The story centers around Mrs. Mitchell, a housewife caught in a mundane suburban life with an overbearing husband. Intrigued by the neighborhood practicing witch, Joan embarks on an odyssey to the dark side, where she herself becomes a witch.
Season of the Witch is filmed post women’s lib movement, yet the lead character Joan Mitchell–played by Jan White–feels trapped by her life. Her daughter is a typical teenager flitting about, in her own world. Her over-worked, workaholic husband is too consumed by his demanding career to pay attention to her.

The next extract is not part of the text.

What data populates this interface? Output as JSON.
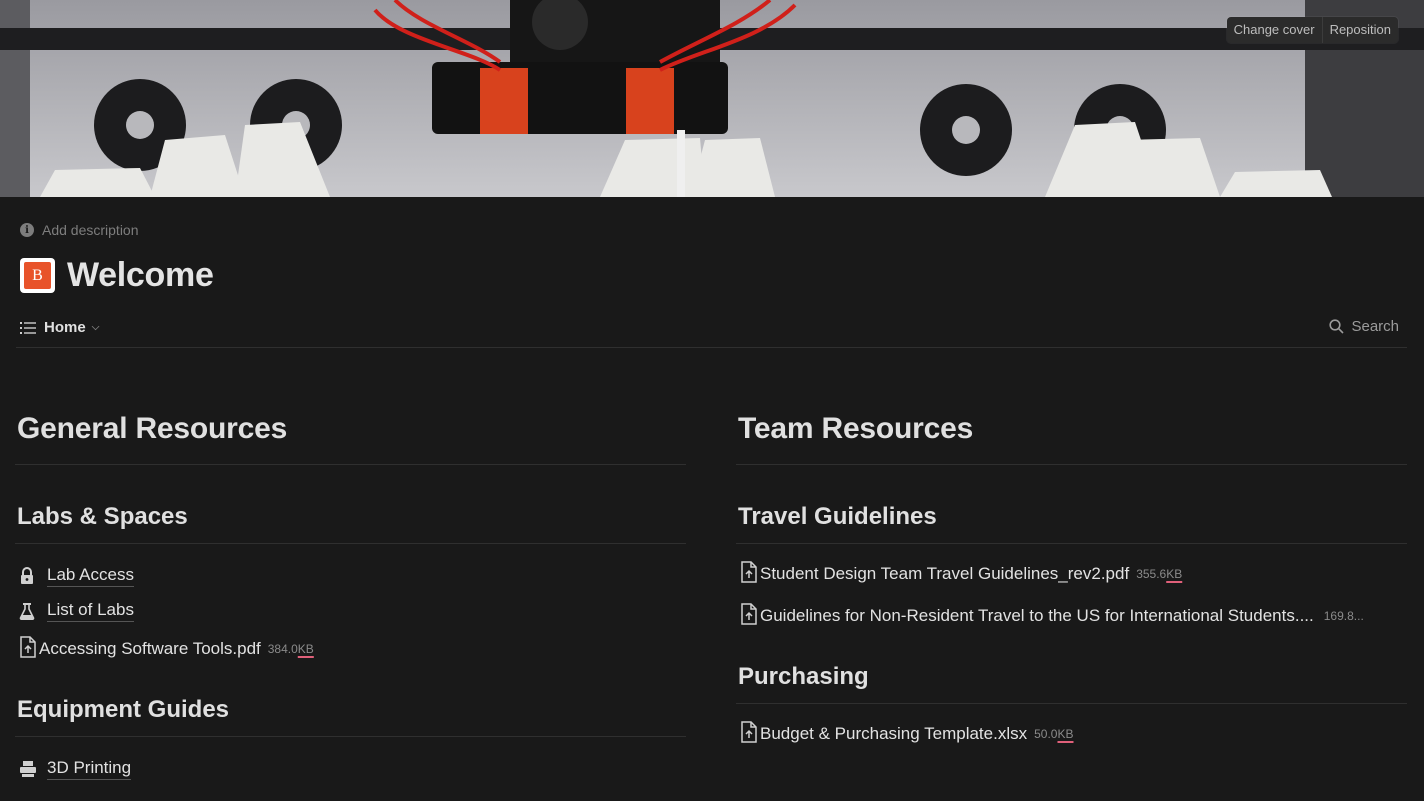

The lead character Mrs. Mitchell and her best friend Shirley go to a neighbor woman’s house for a tarot card reading. While her friend Shirley; a boozy, middle-aged drinker in the midst of a mid-life crisis is being dealt her fortune, Mitchell spots a copy of the primer book “To Be a Witch” on the bookshelf. She begins reading the book, and instantly becomes hooked. She sets out to learn the art of witchcraft. Chaos evolves around her in the form of reoccurring nightmares of a Pagan man-beast, her daughter running away, and an affair with her daughter’s lover; the young and obnoxious sociology professor who likes to play mind games, and thinks her stories of witchcraft and “making things around her happen” is just a cop-out excuse for not dealing with the realities of her own life and getting older.

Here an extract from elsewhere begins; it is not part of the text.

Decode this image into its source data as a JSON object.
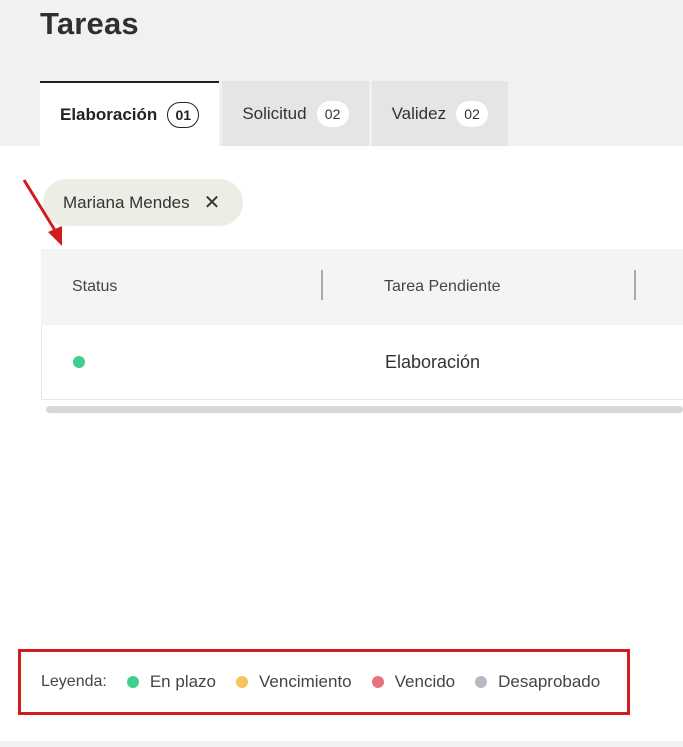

A cast of characters come into play to further showcase the suburban housewife monotony of the 1970’s, from the silly gossiping lady friends Mitchell plays cards with, to the assortment of goofy husbands at a cocktail party. This simple contrast works well in this early George Romero work, because it showcases Mitchell’s focus on the dark arts, and how easily she slipped into that mode. She even travels into the city while her daughter is missing, unfazed. She stops in a quaint antique shop to purchase all the witchery tools she can find; a chalice, herbs and an assortment of cool looking props that give the movie a truly authentic vibe.
What makes this movie interesting to watch, is the time period when it was filmed. Mitchell wears the fringes, the chunky rings, necklaces, the caped, hooded clothes of the 1970’s that adds to the witch vibe. The clothing is early 1970’s fashion that any woman back then might have worn, but it adds to the vintage horror feel of the film, especially Mitchell’s long, painted white fingernails and blue eye-makeup. The soundtrack to the movie is fitting, with Donovan’s “Season of the Witch” being played in the background when Mitchell goes shopping for her “witch supplies.” This film is a must see for classic horror buffs.